- _WHAT NEEDS TO BE DONE_
Exactly as they appear, set down all the lines of the material.

===== DATA

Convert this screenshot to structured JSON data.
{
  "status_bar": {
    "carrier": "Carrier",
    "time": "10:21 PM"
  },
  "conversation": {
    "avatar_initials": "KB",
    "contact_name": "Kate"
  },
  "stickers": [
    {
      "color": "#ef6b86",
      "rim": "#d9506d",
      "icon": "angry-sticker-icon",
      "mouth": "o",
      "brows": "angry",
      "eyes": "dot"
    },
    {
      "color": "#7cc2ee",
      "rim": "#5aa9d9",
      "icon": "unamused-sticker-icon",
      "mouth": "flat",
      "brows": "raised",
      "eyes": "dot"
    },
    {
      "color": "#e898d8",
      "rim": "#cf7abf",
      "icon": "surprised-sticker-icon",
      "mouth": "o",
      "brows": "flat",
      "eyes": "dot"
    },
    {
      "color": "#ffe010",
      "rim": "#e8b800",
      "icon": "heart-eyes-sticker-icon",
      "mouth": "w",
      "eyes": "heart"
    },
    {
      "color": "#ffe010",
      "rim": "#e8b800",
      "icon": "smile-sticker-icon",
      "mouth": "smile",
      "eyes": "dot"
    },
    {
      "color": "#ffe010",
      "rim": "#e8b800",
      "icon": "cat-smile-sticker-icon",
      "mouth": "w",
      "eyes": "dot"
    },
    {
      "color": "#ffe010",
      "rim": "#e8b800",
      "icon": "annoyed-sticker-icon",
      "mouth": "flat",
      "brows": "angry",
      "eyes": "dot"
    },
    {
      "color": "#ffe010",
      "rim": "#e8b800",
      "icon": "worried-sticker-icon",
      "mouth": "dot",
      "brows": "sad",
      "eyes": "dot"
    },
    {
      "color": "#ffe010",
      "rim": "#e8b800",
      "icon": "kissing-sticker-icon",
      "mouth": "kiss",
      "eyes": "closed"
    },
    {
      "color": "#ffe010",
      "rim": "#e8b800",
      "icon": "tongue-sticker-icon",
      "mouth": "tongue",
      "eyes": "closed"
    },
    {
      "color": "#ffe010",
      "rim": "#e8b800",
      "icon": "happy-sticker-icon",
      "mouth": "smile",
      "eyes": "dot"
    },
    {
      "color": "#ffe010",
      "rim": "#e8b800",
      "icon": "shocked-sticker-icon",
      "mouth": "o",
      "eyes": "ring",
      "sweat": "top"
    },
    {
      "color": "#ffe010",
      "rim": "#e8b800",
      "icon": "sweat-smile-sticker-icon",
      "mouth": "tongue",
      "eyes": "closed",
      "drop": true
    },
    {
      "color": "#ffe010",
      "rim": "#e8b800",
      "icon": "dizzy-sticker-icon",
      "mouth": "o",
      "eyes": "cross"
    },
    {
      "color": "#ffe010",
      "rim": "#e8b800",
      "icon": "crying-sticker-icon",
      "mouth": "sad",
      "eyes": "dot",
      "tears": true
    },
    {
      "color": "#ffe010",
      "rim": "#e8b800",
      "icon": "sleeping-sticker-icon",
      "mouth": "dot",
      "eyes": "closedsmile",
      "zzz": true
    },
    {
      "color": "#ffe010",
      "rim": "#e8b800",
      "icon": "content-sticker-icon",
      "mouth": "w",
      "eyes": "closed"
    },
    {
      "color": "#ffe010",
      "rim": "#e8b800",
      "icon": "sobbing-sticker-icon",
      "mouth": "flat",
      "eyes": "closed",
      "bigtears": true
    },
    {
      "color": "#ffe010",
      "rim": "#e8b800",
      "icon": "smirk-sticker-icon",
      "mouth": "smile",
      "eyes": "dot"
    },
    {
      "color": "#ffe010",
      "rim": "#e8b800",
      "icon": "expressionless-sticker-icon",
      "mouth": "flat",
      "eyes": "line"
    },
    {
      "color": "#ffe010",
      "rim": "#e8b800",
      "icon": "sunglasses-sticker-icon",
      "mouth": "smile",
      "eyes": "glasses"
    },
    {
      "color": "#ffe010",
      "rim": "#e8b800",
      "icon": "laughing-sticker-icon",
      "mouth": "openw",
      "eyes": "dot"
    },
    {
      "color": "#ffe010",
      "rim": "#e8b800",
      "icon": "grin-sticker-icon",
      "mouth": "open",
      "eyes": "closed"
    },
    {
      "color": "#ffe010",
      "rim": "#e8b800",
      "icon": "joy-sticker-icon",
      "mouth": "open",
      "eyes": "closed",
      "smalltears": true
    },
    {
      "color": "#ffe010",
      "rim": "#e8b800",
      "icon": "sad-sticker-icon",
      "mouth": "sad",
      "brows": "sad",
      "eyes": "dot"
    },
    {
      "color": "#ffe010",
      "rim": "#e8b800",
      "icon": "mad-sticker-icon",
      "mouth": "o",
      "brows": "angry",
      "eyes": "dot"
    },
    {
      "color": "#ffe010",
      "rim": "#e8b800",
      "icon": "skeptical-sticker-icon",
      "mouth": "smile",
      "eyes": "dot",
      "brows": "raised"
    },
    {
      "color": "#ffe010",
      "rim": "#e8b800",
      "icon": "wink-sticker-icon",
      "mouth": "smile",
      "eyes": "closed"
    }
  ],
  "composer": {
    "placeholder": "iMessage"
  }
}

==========

- _SOLUTION TO THE PROBLEM_
Convert this screenshot to structured JSON data.
{
  "status_bar": {
    "carrier": "Carrier",
    "time": "10:21 PM"
  },
  "conversation": {
    "avatar_initials": "KB",
    "contact_name": "Kate"
  },
  "stickers": [
    {
      "color": "#ef6b86",
      "rim": "#d9506d",
      "icon": "angry-sticker-icon",
      "mouth": "o",
      "brows": "angry",
      "eyes": "dot"
    },
    {
      "color": "#7cc2ee",
      "rim": "#5aa9d9",
      "icon": "unamused-sticker-icon",
      "mouth": "flat",
      "brows": "raised",
      "eyes": "dot"
    },
    {
      "color": "#e898d8",
      "rim": "#cf7abf",
      "icon": "surprised-sticker-icon",
      "mouth": "o",
      "brows": "flat",
      "eyes": "dot"
    },
    {
      "color": "#ffe010",
      "rim": "#e8b800",
      "icon": "heart-eyes-sticker-icon",
      "mouth": "w",
      "eyes": "heart"
    },
    {
      "color": "#ffe010",
      "rim": "#e8b800",
      "icon": "smile-sticker-icon",
      "mouth": "smile",
      "eyes": "dot"
    },
    {
      "color": "#ffe010",
      "rim": "#e8b800",
      "icon": "cat-smile-sticker-icon",
      "mouth": "w",
      "eyes": "dot"
    },
    {
      "color": "#ffe010",
      "rim": "#e8b800",
      "icon": "annoyed-sticker-icon",
      "mouth": "flat",
      "brows": "angry",
      "eyes": "dot"
    },
    {
      "color": "#ffe010",
      "rim": "#e8b800",
      "icon": "worried-sticker-icon",
      "mouth": "dot",
      "brows": "sad",
      "eyes": "dot"
    },
    {
      "color": "#ffe010",
      "rim": "#e8b800",
      "icon": "kissing-sticker-icon",
      "mouth": "kiss",
      "eyes": "closed"
    },
    {
      "color": "#ffe010",
      "rim": "#e8b800",
      "icon": "tongue-sticker-icon",
      "mouth": "tongue",
      "eyes": "closed"
    },
    {
      "color": "#ffe010",
      "rim": "#e8b800",
      "icon": "happy-sticker-icon",
      "mouth": "smile",
      "eyes": "dot"
    },
    {
      "color": "#ffe010",
      "rim": "#e8b800",
      "icon": "shocked-sticker-icon",
      "mouth": "o",
      "eyes": "ring",
      "sweat": "top"
    },
    {
      "color": "#ffe010",
      "rim": "#e8b800",
      "icon": "sweat-smile-sticker-icon",
      "mouth": "tongue",
      "eyes": "closed",
      "drop": true
    },
    {
      "color": "#ffe010",
      "rim": "#e8b800",
      "icon": "dizzy-sticker-icon",
      "mouth": "o",
      "eyes": "cross"
    },
    {
      "color": "#ffe010",
      "rim": "#e8b800",
      "icon": "crying-sticker-icon",
      "mouth": "sad",
      "eyes": "dot",
      "tears": true
    },
    {
      "color": "#ffe010",
      "rim": "#e8b800",
      "icon": "sleeping-sticker-icon",
      "mouth": "dot",
      "eyes": "closedsmile",
      "zzz": true
    },
    {
      "color": "#ffe010",
      "rim": "#e8b800",
      "icon": "content-sticker-icon",
      "mouth": "w",
      "eyes": "closed"
    },
    {
      "color": "#ffe010",
      "rim": "#e8b800",
      "icon": "sobbing-sticker-icon",
      "mouth": "flat",
      "eyes": "closed",
      "bigtears": true
    },
    {
      "color": "#ffe010",
      "rim": "#e8b800",
      "icon": "smirk-sticker-icon",
      "mouth": "smile",
      "eyes": "dot"
    },
    {
      "color": "#ffe010",
      "rim": "#e8b800",
      "icon": "expressionless-sticker-icon",
      "mouth": "flat",
      "eyes": "line"
    },
    {
      "color": "#ffe010",
      "rim": "#e8b800",
      "icon": "sunglasses-sticker-icon",
      "mouth": "smile",
      "eyes": "glasses"
    },
    {
      "color": "#ffe010",
      "rim": "#e8b800",
      "icon": "laughing-sticker-icon",
      "mouth": "openw",
      "eyes": "dot"
    },
    {
      "color": "#ffe010",
      "rim": "#e8b800",
      "icon": "grin-sticker-icon",
      "mouth": "open",
      "eyes": "closed"
    },
    {
      "color": "#ffe010",
      "rim": "#e8b800",
      "icon": "joy-sticker-icon",
      "mouth": "open",
      "eyes": "closed",
      "smalltears": true
    },
    {
      "color": "#ffe010",
      "rim": "#e8b800",
      "icon": "sad-sticker-icon",
      "mouth": "sad",
      "brows": "sad",
      "eyes": "dot"
    },
    {
      "color": "#ffe010",
      "rim": "#e8b800",
      "icon": "mad-sticker-icon",
      "mouth": "o",
      "brows": "angry",
      "eyes": "dot"
    },
    {
      "color": "#ffe010",
      "rim": "#e8b800",
      "icon": "skeptical-sticker-icon",
      "mouth": "smile",
      "eyes": "dot",
      "brows": "raised"
    },
    {
      "color": "#ffe010",
      "rim": "#e8b800",
      "icon": "wink-sticker-icon",
      "mouth": "smile",
      "eyes": "closed"
    }
  ],
  "composer": {
    "placeholder": "iMessage"
  }
}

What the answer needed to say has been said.